Rep. Josh Gottheimer is working with leaders in Sussex County to offset the tax loss from the closing of the long-term care facilities that was at the center of one of the most deadly outbreaks in the early days of the pandemic.
Gottheimer, working with members of the 24th Legislative District and Anover Mayor Thomas Walsh, is backing the call for Gov. Phil Murphy to provide economic relief immediately to the township if the owners of Andover Subacute and Rehabilitation II/Woodland Behavioral and Nursing Center default on their local taxes.
“Many of us, from the state’s Department of Health, to Centers for Medicare and Medicaid Services (CMS), to my office and state and local officials, including State Senator (Steve) Oroho and the Mayor, repeatedly sounded the alarm and pushed for accountability. Finally, the facility in Andover was rightly forced to close its doors,” said Gottheimer.
Property Tax Issue
But with the closure, the owners have stopped paying local property taxes that amounted to $1.4 million a year—27% going into the $10 million municipal budget, 57% to help fund schools and 16% to county services.
For a small community like Andover, where local tax revenue provides the financial backbone for essential public services, including law enforcement, the necessary closure of the Andover Subacute could have a serious impact on the community, according to the Congressman.
“I think it’s clear that they made the right decisions here…but, now that we’ve taken care of the seniors and veterans at Andover Subacute, we need to take care of the township — from the serious financial situation it’s facing,” he said.
Gottheimer sent a letter to Murphy requesting that the state utilize emergency, stabilizing economic assistance to help offset lost revenue or a portion of its $6 billion emergency dollars from the American Rescue Plan (ARP). The congressman noted these ARP funds would be necessary if for some unexpected reason the state’s emergency stabilizing resources are not available.
“The owners here have stopped paying the tax bills that they owe.
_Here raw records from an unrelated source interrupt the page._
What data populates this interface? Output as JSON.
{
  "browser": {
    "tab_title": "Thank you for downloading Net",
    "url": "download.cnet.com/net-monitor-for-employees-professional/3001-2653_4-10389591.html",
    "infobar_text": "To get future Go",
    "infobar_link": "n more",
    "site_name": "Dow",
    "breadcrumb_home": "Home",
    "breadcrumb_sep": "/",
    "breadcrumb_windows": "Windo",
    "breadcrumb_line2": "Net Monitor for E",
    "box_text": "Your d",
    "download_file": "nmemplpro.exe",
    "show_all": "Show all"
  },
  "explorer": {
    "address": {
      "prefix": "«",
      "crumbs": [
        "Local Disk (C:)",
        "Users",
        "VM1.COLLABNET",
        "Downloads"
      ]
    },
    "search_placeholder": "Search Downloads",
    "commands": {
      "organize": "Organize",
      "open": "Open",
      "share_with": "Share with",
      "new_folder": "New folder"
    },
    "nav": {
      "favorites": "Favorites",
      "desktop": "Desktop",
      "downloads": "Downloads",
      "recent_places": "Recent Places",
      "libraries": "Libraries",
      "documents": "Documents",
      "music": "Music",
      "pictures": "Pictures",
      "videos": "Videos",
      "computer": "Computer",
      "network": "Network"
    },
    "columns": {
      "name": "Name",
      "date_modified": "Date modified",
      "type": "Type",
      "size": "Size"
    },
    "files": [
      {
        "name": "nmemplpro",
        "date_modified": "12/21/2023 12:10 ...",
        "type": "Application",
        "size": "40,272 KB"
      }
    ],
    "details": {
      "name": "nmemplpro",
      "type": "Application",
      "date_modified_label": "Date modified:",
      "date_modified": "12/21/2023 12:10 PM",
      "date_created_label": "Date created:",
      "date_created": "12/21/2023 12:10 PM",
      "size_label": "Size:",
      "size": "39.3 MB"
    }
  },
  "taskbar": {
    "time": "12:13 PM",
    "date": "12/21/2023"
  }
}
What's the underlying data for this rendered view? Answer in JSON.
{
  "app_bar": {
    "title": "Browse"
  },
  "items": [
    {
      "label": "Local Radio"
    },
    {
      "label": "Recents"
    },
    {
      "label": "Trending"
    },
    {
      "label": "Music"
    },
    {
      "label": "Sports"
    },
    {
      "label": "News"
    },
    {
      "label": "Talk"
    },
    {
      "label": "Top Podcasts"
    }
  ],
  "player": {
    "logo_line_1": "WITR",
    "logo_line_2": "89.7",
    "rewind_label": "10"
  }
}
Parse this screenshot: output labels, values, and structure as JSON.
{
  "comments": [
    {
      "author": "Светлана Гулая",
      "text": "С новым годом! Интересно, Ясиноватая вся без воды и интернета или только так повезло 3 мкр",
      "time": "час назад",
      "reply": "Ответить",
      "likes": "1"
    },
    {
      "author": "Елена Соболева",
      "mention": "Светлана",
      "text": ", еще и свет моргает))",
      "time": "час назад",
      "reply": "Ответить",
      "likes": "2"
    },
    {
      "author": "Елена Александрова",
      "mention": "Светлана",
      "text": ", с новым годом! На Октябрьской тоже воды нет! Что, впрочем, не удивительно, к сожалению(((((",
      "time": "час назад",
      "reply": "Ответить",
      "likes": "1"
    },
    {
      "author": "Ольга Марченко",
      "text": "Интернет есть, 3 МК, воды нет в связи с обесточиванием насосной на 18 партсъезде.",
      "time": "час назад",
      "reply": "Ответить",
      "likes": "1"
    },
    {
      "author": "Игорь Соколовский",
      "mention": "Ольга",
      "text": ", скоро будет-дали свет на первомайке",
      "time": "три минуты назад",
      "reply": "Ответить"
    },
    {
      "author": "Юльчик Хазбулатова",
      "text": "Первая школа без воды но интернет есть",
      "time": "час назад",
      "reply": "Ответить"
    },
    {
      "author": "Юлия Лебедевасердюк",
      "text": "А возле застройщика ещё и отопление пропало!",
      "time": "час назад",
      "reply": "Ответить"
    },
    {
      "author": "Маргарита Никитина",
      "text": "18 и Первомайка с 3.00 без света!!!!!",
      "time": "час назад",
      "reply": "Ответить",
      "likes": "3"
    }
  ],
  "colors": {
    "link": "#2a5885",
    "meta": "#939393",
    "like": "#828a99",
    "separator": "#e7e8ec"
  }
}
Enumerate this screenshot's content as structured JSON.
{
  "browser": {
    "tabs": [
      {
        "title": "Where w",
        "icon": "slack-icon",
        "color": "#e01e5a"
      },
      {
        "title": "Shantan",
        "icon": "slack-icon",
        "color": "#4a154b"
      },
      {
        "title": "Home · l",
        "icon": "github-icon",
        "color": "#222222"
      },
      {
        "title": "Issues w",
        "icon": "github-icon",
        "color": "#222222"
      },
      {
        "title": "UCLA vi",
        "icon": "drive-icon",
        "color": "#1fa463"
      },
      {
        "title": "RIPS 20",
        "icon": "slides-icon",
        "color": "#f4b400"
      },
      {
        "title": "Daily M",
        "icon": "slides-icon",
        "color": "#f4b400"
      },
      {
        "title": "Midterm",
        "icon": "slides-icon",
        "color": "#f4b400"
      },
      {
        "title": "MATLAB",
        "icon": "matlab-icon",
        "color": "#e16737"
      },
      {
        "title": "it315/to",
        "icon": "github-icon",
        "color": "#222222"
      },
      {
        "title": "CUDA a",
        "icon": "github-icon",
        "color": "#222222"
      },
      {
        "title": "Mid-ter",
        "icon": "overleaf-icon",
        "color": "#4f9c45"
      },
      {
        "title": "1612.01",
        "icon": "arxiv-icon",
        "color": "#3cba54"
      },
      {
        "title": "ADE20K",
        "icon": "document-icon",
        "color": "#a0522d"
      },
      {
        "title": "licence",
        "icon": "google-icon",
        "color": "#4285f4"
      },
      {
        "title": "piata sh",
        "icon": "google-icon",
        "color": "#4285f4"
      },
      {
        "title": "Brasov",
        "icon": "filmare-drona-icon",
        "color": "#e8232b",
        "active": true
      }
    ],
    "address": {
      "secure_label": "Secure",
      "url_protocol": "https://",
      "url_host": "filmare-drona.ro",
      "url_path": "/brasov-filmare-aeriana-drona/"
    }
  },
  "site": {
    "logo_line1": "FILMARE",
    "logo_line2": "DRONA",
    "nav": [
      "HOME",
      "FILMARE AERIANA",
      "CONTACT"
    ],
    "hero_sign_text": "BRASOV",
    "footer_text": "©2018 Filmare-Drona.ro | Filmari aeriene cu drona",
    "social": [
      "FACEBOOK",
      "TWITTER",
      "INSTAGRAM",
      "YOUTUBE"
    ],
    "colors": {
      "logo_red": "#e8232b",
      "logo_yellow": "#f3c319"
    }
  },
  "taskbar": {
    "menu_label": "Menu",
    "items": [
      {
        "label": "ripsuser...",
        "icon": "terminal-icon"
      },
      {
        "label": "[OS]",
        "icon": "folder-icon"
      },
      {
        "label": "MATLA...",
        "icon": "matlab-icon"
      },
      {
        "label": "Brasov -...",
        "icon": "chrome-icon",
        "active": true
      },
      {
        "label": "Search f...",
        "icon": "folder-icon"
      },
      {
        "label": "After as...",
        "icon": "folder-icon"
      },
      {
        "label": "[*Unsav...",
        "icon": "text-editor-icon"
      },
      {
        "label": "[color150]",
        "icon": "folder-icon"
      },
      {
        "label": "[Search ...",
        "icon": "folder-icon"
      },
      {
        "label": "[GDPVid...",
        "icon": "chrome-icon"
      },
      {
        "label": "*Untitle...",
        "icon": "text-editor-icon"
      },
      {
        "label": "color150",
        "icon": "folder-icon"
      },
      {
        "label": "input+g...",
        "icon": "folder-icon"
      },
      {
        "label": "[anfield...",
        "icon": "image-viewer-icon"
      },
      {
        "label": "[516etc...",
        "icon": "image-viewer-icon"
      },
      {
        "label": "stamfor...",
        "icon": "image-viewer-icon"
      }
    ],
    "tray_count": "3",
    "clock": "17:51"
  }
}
First, the landowner here should cover the tax revenue they owe the town. They should pay their bills, no excuses. You can’t just stop paying your bills because you feel like it,” said Gottheimer.
“In the meantime, and if the landlord doesn’t do the right thing, then we need to figure out another way to get urgent help to Andover Township.”
The last residents of the Woodland Behavioral and Nursing Center in Andover were removed in August, shutting the door on the beleaguered long-term care facility whose substandard care forced the state to revoke its license during the pandemic. The closure came after a Superior Court judge in May took control of the nursing home away from its owners, Alliance Healthcare Holdings, and appointed a receiver to oversee its operations.
The facility was thrusted into the spotlight in Spring 2020 when a police inspection of the then named Andover Subacute and Rehabilitation II facility was found to have 17 bodies piled in a makeshift morgue. Care and personnel issues at the facility continued into 2022, so severe that the National Guard was called in to help.
Federal regulators stopped the Andover nursing home from receiving funding after repeated surveys by CMS documented the nursing home’s failure to comply with several federal requirements, including numerous non-compliance deficiencies that caused or were likely to cause “serious injury, harm, impairment, or death to residents.”
The Democrat noted the request is not unprecedented. In 2013, New Jersey supported Nutley after it lost its largest ratepayer, Hoffmann-La Roche. The state provided transitional assistance for years to help the Township get back on its feet.
“This is very common in cases like this — transitional assistance to help a community through an unexpected financial crisis,” he said.